### Data
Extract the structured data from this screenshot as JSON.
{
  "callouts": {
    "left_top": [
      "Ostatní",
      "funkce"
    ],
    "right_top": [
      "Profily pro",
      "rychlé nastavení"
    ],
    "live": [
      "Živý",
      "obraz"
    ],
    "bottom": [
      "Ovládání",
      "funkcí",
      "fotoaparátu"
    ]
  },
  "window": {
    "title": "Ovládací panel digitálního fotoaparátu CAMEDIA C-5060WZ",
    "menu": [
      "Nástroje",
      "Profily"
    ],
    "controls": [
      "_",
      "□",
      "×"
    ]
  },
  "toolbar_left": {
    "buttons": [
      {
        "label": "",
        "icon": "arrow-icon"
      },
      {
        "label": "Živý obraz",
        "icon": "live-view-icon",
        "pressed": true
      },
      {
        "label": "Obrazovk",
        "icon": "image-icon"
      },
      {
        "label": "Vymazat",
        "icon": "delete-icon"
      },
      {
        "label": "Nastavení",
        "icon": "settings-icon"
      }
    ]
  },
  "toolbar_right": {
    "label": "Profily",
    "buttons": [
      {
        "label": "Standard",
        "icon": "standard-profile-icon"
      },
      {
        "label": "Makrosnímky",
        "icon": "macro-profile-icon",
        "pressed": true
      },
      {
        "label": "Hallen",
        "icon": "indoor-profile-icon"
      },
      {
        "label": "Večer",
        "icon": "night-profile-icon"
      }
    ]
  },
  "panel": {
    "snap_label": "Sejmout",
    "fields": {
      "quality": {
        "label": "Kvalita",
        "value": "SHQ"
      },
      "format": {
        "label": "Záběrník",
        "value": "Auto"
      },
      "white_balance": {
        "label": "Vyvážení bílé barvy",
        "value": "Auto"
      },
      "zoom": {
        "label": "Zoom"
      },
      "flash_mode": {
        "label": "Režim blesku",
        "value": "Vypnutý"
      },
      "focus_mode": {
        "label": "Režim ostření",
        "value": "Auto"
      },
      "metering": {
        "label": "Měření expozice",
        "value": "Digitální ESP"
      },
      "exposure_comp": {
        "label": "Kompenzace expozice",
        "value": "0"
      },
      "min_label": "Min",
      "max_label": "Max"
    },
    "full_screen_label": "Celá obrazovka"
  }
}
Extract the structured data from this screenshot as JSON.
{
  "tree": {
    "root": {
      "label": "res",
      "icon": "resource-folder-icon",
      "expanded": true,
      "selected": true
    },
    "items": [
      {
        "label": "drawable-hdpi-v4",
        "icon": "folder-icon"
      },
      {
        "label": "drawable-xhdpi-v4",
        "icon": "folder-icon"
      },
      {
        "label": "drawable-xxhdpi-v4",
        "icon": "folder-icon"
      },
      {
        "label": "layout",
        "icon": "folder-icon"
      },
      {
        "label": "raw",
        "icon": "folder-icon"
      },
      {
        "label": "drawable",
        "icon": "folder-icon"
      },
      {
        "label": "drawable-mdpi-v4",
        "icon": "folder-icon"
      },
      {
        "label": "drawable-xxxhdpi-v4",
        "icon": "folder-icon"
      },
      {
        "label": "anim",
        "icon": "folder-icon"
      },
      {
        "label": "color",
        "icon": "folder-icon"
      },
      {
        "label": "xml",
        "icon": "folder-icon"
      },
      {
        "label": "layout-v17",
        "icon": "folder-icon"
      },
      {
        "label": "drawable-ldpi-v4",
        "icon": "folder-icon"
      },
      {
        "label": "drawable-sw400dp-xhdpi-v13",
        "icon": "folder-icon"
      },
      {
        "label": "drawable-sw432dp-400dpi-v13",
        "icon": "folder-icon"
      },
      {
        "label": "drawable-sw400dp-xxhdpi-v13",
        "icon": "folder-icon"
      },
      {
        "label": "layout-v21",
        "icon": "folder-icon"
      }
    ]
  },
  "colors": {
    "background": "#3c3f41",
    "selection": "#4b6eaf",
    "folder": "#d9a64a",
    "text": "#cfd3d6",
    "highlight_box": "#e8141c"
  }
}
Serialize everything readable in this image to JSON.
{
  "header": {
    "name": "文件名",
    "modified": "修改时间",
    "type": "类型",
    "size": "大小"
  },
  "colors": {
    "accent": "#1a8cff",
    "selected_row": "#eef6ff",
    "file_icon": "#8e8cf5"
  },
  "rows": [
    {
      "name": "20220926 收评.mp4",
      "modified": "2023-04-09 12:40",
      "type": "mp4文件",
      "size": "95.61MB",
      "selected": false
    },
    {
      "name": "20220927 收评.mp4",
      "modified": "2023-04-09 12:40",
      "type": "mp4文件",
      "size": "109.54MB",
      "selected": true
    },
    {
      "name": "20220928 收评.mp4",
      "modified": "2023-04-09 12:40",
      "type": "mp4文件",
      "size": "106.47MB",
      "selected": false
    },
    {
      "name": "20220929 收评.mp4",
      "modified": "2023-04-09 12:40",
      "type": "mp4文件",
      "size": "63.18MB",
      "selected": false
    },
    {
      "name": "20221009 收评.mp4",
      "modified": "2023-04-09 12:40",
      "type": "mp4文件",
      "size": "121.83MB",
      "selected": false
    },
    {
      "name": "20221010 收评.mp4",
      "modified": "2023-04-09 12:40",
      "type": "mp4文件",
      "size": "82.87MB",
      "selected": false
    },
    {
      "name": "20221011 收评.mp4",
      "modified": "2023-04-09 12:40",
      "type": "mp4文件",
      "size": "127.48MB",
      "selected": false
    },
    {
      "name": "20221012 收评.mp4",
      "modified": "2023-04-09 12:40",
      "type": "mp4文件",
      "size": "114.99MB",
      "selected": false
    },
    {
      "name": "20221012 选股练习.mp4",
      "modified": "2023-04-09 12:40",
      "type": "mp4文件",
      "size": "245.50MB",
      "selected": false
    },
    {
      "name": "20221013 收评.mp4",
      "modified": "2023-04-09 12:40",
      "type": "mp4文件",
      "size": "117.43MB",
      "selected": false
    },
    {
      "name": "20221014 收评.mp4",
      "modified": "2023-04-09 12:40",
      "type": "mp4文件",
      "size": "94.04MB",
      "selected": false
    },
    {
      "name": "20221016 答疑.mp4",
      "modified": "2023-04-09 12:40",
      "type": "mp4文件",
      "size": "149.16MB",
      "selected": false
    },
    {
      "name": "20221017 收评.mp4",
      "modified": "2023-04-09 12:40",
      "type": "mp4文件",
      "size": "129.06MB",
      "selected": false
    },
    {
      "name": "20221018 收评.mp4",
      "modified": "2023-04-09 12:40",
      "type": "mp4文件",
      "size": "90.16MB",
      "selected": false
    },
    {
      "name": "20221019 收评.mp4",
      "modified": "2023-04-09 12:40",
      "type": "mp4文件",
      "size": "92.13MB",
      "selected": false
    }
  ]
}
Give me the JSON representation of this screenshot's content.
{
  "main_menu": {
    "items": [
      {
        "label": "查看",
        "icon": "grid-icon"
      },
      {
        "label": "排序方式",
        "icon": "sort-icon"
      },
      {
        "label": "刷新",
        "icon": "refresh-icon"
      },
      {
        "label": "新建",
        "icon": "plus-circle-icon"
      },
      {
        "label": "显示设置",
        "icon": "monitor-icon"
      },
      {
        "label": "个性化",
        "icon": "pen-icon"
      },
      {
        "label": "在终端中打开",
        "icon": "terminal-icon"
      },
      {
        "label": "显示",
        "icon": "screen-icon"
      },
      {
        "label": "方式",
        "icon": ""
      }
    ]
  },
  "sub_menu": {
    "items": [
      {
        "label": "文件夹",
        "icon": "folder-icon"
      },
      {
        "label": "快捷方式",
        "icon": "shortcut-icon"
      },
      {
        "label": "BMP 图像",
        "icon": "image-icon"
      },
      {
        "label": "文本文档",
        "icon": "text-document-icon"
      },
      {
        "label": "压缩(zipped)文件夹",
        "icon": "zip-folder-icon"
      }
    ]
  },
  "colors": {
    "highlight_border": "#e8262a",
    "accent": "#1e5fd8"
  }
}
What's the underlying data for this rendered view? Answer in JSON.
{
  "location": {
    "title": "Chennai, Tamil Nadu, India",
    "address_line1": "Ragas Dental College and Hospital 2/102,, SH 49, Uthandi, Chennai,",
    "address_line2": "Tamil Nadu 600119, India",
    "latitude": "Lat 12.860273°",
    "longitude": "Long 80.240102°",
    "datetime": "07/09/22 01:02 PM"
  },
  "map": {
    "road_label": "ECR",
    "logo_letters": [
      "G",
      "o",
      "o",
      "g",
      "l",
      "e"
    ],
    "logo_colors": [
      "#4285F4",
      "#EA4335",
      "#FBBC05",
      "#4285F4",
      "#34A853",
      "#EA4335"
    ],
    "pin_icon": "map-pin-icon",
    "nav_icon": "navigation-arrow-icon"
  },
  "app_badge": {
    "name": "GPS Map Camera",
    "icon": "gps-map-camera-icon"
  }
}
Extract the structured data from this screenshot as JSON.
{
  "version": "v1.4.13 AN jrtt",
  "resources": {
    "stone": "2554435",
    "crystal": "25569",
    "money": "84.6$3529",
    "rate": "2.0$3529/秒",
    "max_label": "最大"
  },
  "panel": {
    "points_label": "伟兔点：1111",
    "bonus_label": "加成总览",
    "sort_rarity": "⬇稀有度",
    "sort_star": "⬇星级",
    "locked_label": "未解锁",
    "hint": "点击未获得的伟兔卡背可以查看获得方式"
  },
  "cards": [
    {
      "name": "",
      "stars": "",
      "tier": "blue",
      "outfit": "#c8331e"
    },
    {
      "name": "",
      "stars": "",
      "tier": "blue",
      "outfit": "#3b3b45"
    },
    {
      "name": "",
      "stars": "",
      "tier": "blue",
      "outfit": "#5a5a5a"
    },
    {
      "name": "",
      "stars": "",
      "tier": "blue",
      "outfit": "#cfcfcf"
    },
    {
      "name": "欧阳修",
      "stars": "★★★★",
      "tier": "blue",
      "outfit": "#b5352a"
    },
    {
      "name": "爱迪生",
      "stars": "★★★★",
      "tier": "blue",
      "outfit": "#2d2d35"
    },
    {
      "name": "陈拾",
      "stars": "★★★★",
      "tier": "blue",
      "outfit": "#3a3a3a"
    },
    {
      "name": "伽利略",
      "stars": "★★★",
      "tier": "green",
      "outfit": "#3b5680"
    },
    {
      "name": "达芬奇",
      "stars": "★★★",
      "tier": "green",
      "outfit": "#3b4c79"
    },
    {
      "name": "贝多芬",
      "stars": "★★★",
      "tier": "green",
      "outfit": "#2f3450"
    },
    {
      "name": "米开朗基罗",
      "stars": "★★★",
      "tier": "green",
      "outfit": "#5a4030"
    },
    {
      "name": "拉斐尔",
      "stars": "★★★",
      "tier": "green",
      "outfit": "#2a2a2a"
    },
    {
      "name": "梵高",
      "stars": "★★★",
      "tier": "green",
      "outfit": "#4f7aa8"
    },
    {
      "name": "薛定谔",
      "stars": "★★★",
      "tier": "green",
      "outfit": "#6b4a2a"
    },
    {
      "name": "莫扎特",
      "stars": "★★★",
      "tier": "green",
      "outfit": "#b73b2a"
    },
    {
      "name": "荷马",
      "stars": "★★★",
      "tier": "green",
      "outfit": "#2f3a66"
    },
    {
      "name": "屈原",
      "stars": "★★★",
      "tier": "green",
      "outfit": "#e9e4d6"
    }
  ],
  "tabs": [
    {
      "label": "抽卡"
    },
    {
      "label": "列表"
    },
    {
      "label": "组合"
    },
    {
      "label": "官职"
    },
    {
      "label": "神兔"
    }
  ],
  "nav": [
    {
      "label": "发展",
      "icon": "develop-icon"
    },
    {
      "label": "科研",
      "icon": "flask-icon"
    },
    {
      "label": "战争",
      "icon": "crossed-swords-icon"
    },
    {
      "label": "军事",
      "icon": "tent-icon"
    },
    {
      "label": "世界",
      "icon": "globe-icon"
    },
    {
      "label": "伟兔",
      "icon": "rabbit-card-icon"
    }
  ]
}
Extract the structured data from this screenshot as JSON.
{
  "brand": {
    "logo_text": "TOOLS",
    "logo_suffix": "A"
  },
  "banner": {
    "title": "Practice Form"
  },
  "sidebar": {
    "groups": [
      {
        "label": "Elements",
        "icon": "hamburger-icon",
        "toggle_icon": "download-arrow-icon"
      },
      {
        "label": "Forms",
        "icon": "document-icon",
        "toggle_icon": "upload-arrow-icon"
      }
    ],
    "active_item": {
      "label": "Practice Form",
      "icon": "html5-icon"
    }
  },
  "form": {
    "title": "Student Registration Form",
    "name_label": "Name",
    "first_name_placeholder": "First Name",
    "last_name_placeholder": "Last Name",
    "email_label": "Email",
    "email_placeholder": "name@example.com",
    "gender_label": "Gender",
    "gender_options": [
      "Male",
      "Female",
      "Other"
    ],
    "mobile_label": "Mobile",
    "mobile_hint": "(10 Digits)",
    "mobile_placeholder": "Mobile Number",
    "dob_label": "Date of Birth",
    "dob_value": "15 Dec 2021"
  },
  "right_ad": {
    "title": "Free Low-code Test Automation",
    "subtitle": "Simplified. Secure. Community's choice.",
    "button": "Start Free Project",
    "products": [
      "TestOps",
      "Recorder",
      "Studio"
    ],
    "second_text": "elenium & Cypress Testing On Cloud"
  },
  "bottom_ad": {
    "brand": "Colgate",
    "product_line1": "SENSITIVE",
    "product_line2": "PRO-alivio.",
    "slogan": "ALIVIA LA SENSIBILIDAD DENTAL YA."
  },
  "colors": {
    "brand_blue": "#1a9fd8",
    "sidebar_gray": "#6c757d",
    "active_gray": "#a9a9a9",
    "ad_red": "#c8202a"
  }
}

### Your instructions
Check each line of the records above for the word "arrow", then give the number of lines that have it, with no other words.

### Result of this exercise
4